In “Burn the Place” Iliana Regan writes of her journey from an Indiana farm to Chicago, where she becomes founder and head chef of the restaurant Elizabeth. At Elizabeth, Regan uses the natural, organic ingredients that she grows in her garden and harvests during foraging trips, and Midwest culinary traditions are improvised on. Regan’s emphasis on organic food, freshness and foraging is linked to her childhood immersed in nature. Before she can launch her Midwestern-inspired restaurant, however, she must overcome alcoholism, grieve the death of her sister Elizabeth, and embrace her lesbian gender identity. Regan’s struggles and eventual triumph make “Burn the Place” a riveting read.
“Burn the Place” is divided into three parts. In part one, foraging for chanterelle mushrooms in an Indiana forest with her father gives Regan the beginning of a chef’s vocabulary. The words she uses to describe what the mushrooms smell like—earth, apricots and peppercorns—are words that she memorizes and holds close. Regan’s happiness in foraging and her passion for nature is born here.

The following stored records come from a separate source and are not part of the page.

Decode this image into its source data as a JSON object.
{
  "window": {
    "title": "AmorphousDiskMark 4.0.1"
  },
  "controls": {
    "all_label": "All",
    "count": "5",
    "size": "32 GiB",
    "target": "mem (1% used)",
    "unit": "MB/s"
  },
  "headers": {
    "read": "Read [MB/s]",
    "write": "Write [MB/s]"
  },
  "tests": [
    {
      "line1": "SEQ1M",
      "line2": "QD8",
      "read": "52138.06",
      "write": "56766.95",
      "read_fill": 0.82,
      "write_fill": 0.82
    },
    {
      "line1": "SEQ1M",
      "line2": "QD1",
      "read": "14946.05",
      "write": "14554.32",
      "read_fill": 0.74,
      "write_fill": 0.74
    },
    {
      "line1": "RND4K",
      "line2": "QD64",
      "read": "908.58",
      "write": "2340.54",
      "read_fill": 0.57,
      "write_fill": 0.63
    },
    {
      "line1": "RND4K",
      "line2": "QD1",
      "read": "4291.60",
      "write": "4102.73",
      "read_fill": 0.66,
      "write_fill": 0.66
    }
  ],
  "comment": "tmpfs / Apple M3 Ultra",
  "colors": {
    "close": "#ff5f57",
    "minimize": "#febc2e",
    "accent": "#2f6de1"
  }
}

Regan’s father teaches her to cook the mushrooms they’ve found; she stirs in butter and adds a pinch of salt to the pan. The feast of Midwestern food that she and her family sit down to is the template for an Elizabeth menu: mushrooms and also, “pickled pigs feet, farmers cheese, beets and horseradish, peppers and tomatoes… smoked oysters and sardines… My mom warmed the bread she had made that morning.” Regan writes that this is the day that she became a chef.

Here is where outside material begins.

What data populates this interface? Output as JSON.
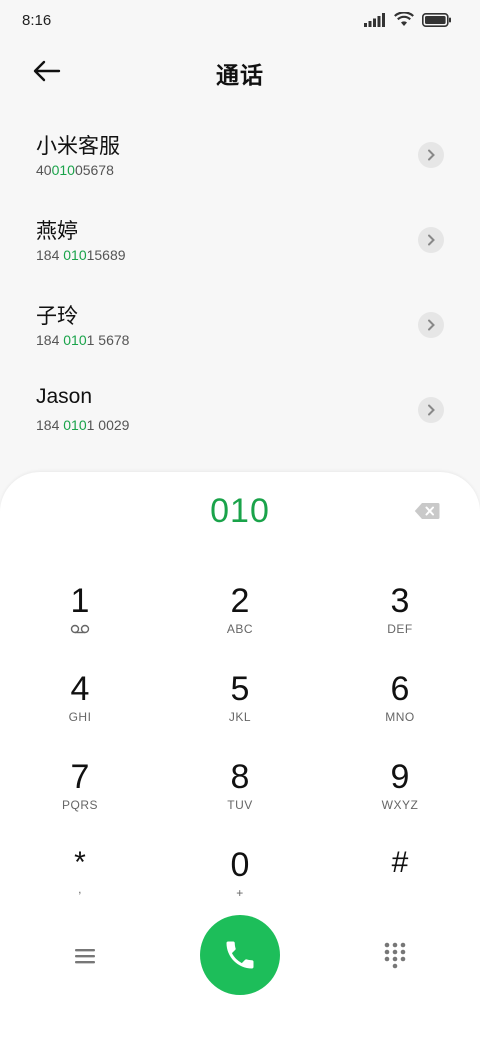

In part two of “Burn the Place,” Regan describes her alcoholism that begins in Indiana and takes on full force when she moves to Chicago. Despite blackouts and an arrest for public intoxication, Regan learns how to cook from every restaurant she works in. A Chinese diner, an Indiana café, a high-end Vietnamese restaurant in Chicago, then Trio and Alinea, serve as her education. While Regan’s learning how to cook and run a kitchen, she’s also learning that sustaining a healthy relationship will be impossible for her if she continues to drink.

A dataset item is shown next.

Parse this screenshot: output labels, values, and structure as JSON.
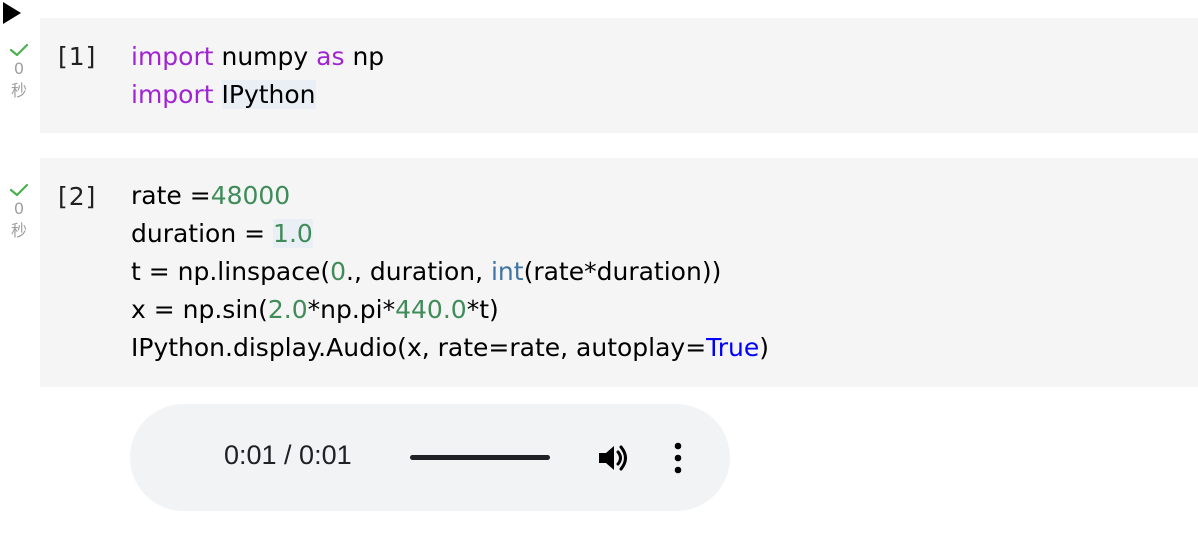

Part three of “Burn the Place” takes us on Regan’s path to recovery. In 2012, after she achieves sobriety, she’s able to open Elizabeth. Recognition comes quickly. Elizabeth is awarded a Michelin star in 2014 that it keeps in every subsequent year. In 2016, Regan is named one of Food & Wine’s Best New Chefs. She launches a Japanese-inspired pub, Kitsune in 2017 and falls in love with Anna, the woman who will become her wife.
Perhaps the best description of “Burn the Place, a Memoir,” is on Elizabeth’s website, which summarizes Regan’s memoir with this sentence; “Mushrooms, magic, fun, debauchery, food, love, jail, disasters and triumphs.” Regan’s work is essential reading for people who love cooking, and for everyone who appreciates stories of courage and creative spirit.
Burn the Place, a Memoir
By Iliana Regan